Exercise data:
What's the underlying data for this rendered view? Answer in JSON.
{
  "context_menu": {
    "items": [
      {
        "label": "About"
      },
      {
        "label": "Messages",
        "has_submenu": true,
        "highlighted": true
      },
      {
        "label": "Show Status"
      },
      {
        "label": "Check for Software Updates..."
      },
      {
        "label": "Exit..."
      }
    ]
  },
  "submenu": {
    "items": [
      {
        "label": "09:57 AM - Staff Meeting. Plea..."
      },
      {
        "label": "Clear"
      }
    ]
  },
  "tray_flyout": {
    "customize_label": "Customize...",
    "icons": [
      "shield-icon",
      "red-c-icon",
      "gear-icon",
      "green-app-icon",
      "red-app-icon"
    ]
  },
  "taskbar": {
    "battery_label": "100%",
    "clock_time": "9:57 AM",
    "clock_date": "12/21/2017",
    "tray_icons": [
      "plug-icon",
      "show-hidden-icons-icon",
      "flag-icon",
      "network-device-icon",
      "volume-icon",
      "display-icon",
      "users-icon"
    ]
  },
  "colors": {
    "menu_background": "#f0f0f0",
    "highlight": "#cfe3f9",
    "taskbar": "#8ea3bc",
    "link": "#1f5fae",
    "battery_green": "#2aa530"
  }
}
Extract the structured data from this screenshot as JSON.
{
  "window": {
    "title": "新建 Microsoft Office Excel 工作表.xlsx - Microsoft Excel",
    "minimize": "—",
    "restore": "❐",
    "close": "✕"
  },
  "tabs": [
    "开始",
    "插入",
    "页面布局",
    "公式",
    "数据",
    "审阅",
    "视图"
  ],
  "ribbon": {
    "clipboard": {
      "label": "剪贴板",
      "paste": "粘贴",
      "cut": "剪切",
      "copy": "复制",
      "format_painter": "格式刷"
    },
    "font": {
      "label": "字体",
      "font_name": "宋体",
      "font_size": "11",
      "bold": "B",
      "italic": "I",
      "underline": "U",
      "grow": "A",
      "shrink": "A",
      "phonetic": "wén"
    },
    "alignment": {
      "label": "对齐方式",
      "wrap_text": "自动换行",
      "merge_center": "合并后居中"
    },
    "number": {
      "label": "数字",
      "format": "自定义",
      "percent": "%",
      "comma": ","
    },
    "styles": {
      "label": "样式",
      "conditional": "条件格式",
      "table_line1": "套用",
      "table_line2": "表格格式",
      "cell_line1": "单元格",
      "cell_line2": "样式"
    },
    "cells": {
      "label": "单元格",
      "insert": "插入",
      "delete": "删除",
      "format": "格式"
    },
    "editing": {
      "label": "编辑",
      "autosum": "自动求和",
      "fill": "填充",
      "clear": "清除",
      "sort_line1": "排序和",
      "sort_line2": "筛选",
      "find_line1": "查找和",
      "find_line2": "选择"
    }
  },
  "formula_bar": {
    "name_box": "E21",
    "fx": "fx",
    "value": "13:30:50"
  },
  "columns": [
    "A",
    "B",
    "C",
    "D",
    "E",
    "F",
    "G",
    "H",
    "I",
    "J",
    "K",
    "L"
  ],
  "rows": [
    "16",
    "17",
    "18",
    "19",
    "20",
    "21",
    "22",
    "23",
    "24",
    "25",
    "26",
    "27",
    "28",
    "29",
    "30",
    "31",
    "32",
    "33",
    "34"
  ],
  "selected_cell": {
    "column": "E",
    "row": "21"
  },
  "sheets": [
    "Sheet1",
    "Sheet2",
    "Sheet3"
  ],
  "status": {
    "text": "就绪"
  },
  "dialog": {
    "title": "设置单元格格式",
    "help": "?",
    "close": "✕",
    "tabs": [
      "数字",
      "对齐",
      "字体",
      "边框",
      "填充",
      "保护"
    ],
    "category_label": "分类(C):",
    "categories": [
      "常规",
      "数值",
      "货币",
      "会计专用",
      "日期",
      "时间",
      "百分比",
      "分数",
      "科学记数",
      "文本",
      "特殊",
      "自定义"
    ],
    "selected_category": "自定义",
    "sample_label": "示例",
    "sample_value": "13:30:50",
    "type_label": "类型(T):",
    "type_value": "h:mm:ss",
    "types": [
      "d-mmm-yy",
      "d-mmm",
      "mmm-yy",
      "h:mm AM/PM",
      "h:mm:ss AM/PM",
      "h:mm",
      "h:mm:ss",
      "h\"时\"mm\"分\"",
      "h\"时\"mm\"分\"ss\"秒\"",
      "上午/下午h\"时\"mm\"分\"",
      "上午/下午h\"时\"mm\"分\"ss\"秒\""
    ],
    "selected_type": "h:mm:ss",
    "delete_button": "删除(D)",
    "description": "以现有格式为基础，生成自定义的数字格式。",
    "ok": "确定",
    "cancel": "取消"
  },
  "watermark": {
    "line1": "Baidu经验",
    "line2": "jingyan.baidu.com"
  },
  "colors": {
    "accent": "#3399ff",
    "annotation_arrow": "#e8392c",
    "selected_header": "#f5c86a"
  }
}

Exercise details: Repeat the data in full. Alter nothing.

Solution to this exercise:
What's the underlying data for this rendered view? Answer in JSON.
{
  "context_menu": {
    "items": [
      {
        "label": "About"
      },
      {
        "label": "Messages",
        "has_submenu": true,
        "highlighted": true
      },
      {
        "label": "Show Status"
      },
      {
        "label": "Check for Software Updates..."
      },
      {
        "label": "Exit..."
      }
    ]
  },
  "submenu": {
    "items": [
      {
        "label": "09:57 AM - Staff Meeting. Plea..."
      },
      {
        "label": "Clear"
      }
    ]
  },
  "tray_flyout": {
    "customize_label": "Customize...",
    "icons": [
      "shield-icon",
      "red-c-icon",
      "gear-icon",
      "green-app-icon",
      "red-app-icon"
    ]
  },
  "taskbar": {
    "battery_label": "100%",
    "clock_time": "9:57 AM",
    "clock_date": "12/21/2017",
    "tray_icons": [
      "plug-icon",
      "show-hidden-icons-icon",
      "flag-icon",
      "network-device-icon",
      "volume-icon",
      "display-icon",
      "users-icon"
    ]
  },
  "colors": {
    "menu_background": "#f0f0f0",
    "highlight": "#cfe3f9",
    "taskbar": "#8ea3bc",
    "link": "#1f5fae",
    "battery_green": "#2aa530"
  }
}
Extract the structured data from this screenshot as JSON.
{
  "window": {
    "title": "新建 Microsoft Office Excel 工作表.xlsx - Microsoft Excel",
    "minimize": "—",
    "restore": "❐",
    "close": "✕"
  },
  "tabs": [
    "开始",
    "插入",
    "页面布局",
    "公式",
    "数据",
    "审阅",
    "视图"
  ],
  "ribbon": {
    "clipboard": {
      "label": "剪贴板",
      "paste": "粘贴",
      "cut": "剪切",
      "copy": "复制",
      "format_painter": "格式刷"
    },
    "font": {
      "label": "字体",
      "font_name": "宋体",
      "font_size": "11",
      "bold": "B",
      "italic": "I",
      "underline": "U",
      "grow": "A",
      "shrink": "A",
      "phonetic": "wén"
    },
    "alignment": {
      "label": "对齐方式",
      "wrap_text": "自动换行",
      "merge_center": "合并后居中"
    },
    "number": {
      "label": "数字",
      "format": "自定义",
      "percent": "%",
      "comma": ","
    },
    "styles": {
      "label": "样式",
      "conditional": "条件格式",
      "table_line1": "套用",
      "table_line2": "表格格式",
      "cell_line1": "单元格",
      "cell_line2": "样式"
    },
    "cells": {
      "label": "单元格",
      "insert": "插入",
      "delete": "删除",
      "format": "格式"
    },
    "editing": {
      "label": "编辑",
      "autosum": "自动求和",
      "fill": "填充",
      "clear": "清除",
      "sort_line1": "排序和",
      "sort_line2": "筛选",
      "find_line1": "查找和",
      "find_line2": "选择"
    }
  },
  "formula_bar": {
    "name_box": "E21",
    "fx": "fx",
    "value": "13:30:50"
  },
  "columns": [
    "A",
    "B",
    "C",
    "D",
    "E",
    "F",
    "G",
    "H",
    "I",
    "J",
    "K",
    "L"
  ],
  "rows": [
    "16",
    "17",
    "18",
    "19",
    "20",
    "21",
    "22",
    "23",
    "24",
    "25",
    "26",
    "27",
    "28",
    "29",
    "30",
    "31",
    "32",
    "33",
    "34"
  ],
  "selected_cell": {
    "column": "E",
    "row": "21"
  },
  "sheets": [
    "Sheet1",
    "Sheet2",
    "Sheet3"
  ],
  "status": {
    "text": "就绪"
  },
  "dialog": {
    "title": "设置单元格格式",
    "help": "?",
    "close": "✕",
    "tabs": [
      "数字",
      "对齐",
      "字体",
      "边框",
      "填充",
      "保护"
    ],
    "category_label": "分类(C):",
    "categories": [
      "常规",
      "数值",
      "货币",
      "会计专用",
      "日期",
      "时间",
      "百分比",
      "分数",
      "科学记数",
      "文本",
      "特殊",
      "自定义"
    ],
    "selected_category": "自定义",
    "sample_label": "示例",
    "sample_value": "13:30:50",
    "type_label": "类型(T):",
    "type_value": "h:mm:ss",
    "types": [
      "d-mmm-yy",
      "d-mmm",
      "mmm-yy",
      "h:mm AM/PM",
      "h:mm:ss AM/PM",
      "h:mm",
      "h:mm:ss",
      "h\"时\"mm\"分\"",
      "h\"时\"mm\"分\"ss\"秒\"",
      "上午/下午h\"时\"mm\"分\"",
      "上午/下午h\"时\"mm\"分\"ss\"秒\""
    ],
    "selected_type": "h:mm:ss",
    "delete_button": "删除(D)",
    "description": "以现有格式为基础，生成自定义的数字格式。",
    "ok": "确定",
    "cancel": "取消"
  },
  "watermark": {
    "line1": "Baidu经验",
    "line2": "jingyan.baidu.com"
  },
  "colors": {
    "accent": "#3399ff",
    "annotation_arrow": "#e8392c",
    "selected_header": "#f5c86a"
  }
}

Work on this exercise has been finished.